» To do
Pick out all lines with the word "dataset" from the records that follow.

» Data in this exercise
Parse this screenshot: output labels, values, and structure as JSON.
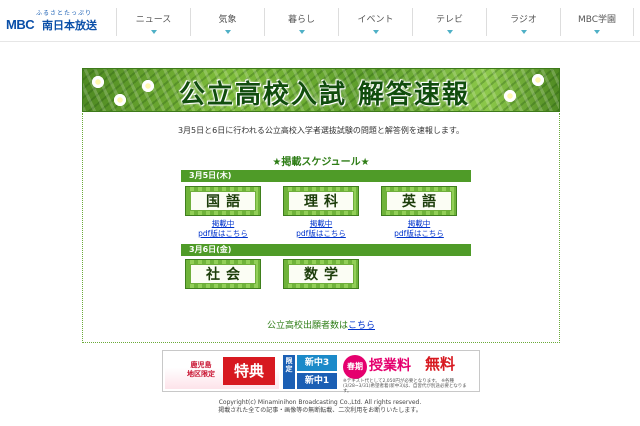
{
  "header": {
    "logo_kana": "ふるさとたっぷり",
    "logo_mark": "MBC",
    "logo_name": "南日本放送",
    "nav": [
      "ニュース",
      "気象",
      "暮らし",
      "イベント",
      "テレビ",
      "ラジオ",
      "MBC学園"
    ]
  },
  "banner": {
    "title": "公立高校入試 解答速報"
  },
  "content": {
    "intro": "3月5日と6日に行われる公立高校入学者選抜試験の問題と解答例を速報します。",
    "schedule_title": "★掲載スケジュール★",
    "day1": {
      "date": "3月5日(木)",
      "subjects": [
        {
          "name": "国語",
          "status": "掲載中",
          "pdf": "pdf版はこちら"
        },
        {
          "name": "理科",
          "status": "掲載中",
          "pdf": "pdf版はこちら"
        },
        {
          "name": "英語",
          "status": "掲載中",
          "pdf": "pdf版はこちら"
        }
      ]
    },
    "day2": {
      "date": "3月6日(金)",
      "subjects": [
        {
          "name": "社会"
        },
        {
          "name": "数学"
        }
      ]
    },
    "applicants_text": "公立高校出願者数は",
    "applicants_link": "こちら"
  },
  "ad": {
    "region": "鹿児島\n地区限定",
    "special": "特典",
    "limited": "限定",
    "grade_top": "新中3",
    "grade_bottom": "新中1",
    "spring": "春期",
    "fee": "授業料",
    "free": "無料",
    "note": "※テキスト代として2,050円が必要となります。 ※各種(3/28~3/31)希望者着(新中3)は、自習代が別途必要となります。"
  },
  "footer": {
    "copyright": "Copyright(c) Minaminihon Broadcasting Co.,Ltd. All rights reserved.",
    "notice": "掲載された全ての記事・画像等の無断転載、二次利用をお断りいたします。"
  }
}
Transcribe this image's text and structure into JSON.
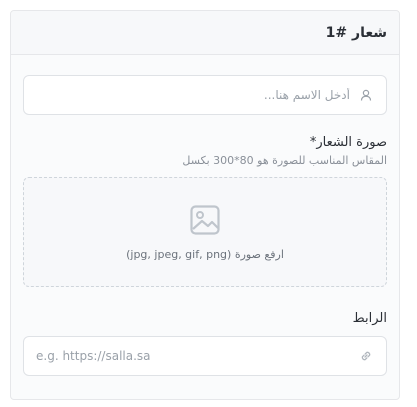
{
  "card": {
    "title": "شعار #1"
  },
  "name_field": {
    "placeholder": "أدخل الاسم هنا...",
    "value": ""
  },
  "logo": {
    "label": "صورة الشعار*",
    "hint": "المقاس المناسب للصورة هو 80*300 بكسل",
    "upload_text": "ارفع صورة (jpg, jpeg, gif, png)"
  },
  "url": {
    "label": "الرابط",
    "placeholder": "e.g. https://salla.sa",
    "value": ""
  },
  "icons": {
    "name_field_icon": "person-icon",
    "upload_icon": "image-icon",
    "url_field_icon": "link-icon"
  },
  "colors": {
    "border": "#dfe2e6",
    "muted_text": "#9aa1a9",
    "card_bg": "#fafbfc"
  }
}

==

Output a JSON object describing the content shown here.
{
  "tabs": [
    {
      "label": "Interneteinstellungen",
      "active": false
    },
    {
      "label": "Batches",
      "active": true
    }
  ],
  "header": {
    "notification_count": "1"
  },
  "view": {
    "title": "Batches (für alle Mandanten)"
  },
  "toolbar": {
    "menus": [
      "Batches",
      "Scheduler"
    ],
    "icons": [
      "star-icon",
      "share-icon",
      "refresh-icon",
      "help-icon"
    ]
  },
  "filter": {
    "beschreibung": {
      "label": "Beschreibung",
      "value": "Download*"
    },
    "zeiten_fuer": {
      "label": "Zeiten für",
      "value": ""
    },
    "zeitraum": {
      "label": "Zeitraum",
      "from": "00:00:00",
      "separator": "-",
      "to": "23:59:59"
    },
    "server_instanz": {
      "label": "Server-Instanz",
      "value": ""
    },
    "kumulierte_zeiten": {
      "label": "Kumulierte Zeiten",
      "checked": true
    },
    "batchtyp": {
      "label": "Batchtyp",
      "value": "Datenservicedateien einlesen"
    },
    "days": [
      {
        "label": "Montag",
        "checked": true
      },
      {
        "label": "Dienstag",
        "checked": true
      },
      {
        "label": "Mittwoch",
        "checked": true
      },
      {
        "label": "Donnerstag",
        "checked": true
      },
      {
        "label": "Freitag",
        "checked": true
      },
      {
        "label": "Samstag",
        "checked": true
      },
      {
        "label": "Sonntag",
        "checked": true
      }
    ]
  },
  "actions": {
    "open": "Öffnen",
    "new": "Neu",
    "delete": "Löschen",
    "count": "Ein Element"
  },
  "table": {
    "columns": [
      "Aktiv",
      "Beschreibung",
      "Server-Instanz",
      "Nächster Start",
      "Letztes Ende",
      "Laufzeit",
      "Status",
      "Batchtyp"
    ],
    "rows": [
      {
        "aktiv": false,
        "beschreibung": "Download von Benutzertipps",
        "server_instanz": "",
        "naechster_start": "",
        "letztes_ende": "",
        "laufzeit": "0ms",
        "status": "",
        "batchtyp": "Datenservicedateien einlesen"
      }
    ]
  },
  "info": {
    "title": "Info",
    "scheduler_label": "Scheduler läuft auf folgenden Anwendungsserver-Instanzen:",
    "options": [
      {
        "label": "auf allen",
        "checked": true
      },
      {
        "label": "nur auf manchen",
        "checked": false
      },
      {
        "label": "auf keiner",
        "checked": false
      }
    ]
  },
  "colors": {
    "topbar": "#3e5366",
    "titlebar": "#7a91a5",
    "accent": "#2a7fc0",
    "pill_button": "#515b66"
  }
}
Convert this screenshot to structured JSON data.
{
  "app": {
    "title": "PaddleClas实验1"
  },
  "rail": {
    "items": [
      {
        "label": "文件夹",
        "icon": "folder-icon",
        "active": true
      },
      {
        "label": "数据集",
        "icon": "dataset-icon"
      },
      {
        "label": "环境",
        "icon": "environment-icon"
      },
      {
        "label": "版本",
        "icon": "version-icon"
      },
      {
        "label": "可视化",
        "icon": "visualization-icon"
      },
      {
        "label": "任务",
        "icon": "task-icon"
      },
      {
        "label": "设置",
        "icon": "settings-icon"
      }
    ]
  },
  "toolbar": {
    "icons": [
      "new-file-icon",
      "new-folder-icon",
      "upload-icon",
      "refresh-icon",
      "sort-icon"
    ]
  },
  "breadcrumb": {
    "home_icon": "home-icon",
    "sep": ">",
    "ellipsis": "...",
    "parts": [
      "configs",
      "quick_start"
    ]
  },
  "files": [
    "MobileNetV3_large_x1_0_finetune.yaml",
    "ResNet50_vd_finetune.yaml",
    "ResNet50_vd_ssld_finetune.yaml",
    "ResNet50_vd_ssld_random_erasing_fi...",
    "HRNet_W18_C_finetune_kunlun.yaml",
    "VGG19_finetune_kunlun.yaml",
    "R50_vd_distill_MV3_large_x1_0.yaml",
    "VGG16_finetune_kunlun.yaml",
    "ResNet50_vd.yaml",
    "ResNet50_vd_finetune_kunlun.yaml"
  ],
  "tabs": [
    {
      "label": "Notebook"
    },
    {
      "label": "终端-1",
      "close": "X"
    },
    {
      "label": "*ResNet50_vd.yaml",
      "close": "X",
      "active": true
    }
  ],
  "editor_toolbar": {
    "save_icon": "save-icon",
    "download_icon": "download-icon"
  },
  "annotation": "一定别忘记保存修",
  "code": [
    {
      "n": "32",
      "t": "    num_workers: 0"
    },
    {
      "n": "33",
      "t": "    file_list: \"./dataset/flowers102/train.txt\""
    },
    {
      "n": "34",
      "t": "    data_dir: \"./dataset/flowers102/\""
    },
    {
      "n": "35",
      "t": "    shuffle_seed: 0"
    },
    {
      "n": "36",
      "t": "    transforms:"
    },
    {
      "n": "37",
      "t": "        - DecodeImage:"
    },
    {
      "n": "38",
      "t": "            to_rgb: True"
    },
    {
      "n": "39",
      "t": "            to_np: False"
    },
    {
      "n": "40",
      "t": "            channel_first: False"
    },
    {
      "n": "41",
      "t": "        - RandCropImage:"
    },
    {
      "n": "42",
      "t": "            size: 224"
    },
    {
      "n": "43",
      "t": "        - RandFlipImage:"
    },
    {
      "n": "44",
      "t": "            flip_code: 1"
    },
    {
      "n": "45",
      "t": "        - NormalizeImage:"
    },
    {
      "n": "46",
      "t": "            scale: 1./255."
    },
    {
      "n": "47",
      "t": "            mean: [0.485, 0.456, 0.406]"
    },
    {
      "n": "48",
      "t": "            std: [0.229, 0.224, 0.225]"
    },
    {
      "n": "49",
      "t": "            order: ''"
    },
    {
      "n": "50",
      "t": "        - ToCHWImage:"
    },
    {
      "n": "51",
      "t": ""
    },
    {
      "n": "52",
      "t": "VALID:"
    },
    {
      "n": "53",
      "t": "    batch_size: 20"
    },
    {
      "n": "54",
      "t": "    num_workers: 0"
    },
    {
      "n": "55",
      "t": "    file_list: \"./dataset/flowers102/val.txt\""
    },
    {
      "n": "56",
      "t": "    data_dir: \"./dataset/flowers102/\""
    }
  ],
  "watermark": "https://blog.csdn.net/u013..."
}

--

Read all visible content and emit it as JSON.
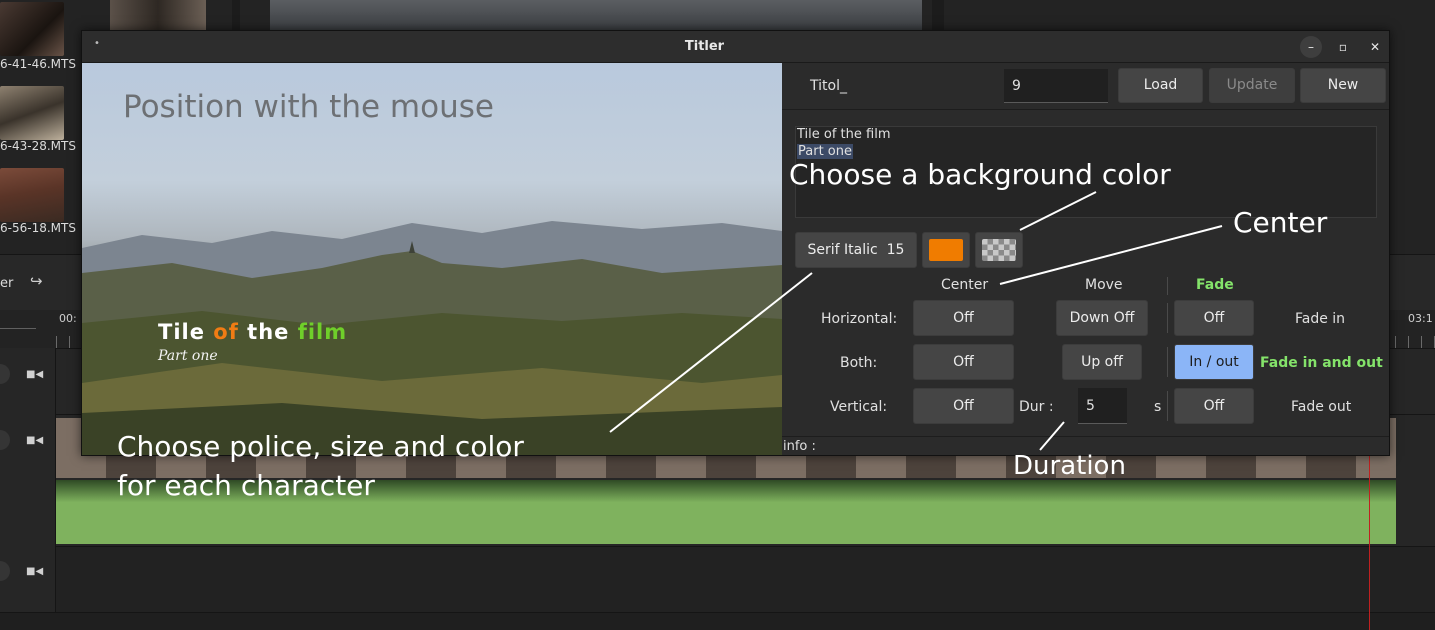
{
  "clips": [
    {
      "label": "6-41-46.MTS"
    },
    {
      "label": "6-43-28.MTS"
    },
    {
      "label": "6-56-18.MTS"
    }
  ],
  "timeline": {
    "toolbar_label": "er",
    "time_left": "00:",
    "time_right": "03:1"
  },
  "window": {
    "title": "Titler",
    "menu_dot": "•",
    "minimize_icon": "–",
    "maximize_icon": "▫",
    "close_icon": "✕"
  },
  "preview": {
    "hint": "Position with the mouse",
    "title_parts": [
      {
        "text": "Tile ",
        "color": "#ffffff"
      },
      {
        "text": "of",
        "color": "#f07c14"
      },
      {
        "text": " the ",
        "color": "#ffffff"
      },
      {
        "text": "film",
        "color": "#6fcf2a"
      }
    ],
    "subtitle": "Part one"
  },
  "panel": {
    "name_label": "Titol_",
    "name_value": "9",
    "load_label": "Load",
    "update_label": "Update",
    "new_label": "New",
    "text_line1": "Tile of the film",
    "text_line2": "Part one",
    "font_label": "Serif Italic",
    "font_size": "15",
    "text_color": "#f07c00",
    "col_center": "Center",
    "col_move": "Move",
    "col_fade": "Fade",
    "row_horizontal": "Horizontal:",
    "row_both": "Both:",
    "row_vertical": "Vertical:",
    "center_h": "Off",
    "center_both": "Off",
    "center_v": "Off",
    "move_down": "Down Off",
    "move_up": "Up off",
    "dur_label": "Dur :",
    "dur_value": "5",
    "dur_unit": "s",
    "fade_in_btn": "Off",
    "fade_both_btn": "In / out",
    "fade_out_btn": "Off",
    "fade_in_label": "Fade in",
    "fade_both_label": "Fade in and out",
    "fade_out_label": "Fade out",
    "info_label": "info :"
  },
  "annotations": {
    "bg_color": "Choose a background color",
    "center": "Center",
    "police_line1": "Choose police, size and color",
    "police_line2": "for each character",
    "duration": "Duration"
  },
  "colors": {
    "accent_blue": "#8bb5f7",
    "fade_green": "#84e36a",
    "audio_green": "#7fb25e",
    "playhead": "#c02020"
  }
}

» Written answer
        "icon": "dataset-icon"
      "t": "    file_list: \"./dataset/flowers102/train.txt\""
      "t": "    data_dir: \"./dataset/flowers102/\""
      "t": "    file_list: \"./dataset/flowers102/val.txt\""
      "t": "    data_dir: \"./dataset/flowers102/\""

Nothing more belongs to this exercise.